1 Crookes. Popular Religion and Folklore of Northern India, Vol. ii, pp. 233, 250.
wihāras, it was probably as places to be avoided by evil spirits that they were delineated among other demonfrightening emblems. That such buildings sometimes had domed roofs is proved by the names Ganthākāra (Bell) Wihāra and Piriwena which occur in the Mahāvansa.
Somewhat similar domed buildings are illustrated among the Amaravati reliefs.1 The central roof, like that of the structures on the coins, is at a much higher level than the two
FIG. 159. Relief near Ruwanwaeli Dāgaba.
lateral ones. There are also two reliefs of unknown age at Anuradhapura which show domed roofs of wihāras rising one behind another in nearly the same way, in one instance five roofs being visible (Fig. No. 159), and in the other three roofs, as on most of the coins.
On one of the Puranas from Mulleittīvu the structure is evidently a temple or palace, the central arch rising from the
1 Archaeological Survey of Southern India, Vol. i, Plate XLII, Fig. 9.
ground-level, with high vertical sides. A similar design occurs on Indian coins, and is illustrated by Mr. Theobald in his essay on the symbols. In the Taxila coin No. 5 of Plate III, C.A. I. (No. 34, p. 158, Ind. Mus. Cat.) one of these structures is shown with only two arches side by side; this cannot be a dāgaba. In the third Purāna illustrated by me the building is also not a dāgaba.

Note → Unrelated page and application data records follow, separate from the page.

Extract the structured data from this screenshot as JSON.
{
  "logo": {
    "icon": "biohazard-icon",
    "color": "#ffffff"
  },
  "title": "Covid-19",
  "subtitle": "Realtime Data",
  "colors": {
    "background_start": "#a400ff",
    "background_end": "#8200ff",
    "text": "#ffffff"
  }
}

An undoubted dāgaba appears on the Andhra coins 41 and 42 of Plate II of Sir Walter Elliott's Coins of Southern India. It is a building of a different type, having a single dome, with two rows of niches for lamps below it, just as they are to be seen in walls about some of these buildings in Ceylon. There must have been few dāgabas, and those only small ones, in India before the middle of the third century B.C., whereas the arched symbol on the Purānas appears to be of much earlier date. It is interesting as being probably the first illustration of an Indian roofed building.
The crescent which often crowns the top of the uppermost dome of these arched edifices has not been satisfactorily explained. It is not a Buddhist emblem, and is never seen as an independent emblem on the coins or early sculptures of Ceylon, but it is on a punch-marked Purāna from Mulleittivu.
In the Taxila coin No. 17, of Plate II, C.A.I. (No. 13, p. 157, Ind. Mus. Cat.) a person is paying reverence to this symbol fixed on the summit of a three-domed building, below which is a mound of seven beads, which may be a tumulus or a sacred hill. On coin No. 14 of the same Plate (No. 9, p. 157, Ind. Mus. Cat.) the worshipper has turned his back on the so-called Chaitya' and its crescent finial, in order to adore a similar mound of seven beads, which in this case is evidently a sacred hill or tumulus. It is significant that the crescent is never seen on these mounds, but only on the arched buildings.
On the coins of Rudradāman (150 A.D.) and his successors, the crescent appears on the top of the three-domed building ; while a symbol of the sun, a bead with six, seven, or eight rays, is on the right of the arches, and one of the moon, in the form of a crescent, on the left of them (Plate XVIII, Ind. Mus. Cat.). It is clear that the upper crescent in this and other